Data excerpts:
────
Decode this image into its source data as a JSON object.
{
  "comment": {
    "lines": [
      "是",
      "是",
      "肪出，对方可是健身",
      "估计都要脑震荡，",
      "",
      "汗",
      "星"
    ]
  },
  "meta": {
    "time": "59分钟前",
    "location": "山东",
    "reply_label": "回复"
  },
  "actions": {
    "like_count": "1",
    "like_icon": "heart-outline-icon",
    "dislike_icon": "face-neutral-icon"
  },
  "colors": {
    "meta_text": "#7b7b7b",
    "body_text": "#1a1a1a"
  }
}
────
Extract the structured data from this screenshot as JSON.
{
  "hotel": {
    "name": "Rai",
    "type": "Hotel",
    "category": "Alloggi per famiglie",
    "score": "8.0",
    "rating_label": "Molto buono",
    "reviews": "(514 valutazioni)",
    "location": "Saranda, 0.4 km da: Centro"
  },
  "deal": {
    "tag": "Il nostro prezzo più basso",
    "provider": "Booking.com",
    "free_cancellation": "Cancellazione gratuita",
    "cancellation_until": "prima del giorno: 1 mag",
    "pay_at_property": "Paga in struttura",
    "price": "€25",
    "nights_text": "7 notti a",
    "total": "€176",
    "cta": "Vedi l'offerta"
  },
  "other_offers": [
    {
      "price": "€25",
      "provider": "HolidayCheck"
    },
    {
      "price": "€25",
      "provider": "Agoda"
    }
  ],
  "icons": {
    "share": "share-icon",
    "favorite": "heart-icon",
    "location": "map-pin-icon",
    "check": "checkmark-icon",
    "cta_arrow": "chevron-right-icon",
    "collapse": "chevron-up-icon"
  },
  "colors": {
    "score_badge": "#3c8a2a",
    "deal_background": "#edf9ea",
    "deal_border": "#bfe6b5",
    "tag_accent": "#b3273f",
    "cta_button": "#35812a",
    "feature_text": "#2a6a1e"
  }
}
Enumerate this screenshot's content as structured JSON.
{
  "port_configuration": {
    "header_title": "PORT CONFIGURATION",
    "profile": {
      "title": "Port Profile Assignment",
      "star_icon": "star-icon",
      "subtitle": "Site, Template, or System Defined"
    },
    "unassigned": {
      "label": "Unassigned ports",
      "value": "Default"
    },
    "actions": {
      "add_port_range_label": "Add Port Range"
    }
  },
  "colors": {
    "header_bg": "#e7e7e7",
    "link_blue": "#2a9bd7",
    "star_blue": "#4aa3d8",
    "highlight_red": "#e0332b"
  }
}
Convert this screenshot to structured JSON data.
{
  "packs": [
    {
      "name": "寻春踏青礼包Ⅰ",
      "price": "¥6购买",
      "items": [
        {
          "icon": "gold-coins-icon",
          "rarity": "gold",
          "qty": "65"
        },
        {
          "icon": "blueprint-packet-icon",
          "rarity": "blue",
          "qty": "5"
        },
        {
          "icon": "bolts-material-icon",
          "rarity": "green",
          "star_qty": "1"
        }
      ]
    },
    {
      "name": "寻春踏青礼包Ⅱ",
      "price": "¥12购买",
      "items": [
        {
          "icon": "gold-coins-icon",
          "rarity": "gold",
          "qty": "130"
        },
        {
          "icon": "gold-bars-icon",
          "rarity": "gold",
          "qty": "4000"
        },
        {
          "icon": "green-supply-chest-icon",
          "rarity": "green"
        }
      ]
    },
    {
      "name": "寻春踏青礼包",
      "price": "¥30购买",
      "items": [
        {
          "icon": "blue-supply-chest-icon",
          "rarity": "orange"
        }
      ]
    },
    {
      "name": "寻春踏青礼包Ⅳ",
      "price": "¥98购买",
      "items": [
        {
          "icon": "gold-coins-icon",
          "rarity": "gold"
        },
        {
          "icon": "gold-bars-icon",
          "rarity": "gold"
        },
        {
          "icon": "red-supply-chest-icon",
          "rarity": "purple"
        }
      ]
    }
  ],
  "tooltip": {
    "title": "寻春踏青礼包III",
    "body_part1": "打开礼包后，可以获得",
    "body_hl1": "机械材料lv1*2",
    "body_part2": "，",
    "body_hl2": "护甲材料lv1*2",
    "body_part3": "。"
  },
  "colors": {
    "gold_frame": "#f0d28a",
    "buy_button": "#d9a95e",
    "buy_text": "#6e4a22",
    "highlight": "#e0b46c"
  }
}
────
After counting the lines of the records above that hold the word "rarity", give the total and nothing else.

◆ Solved exercise ◆
10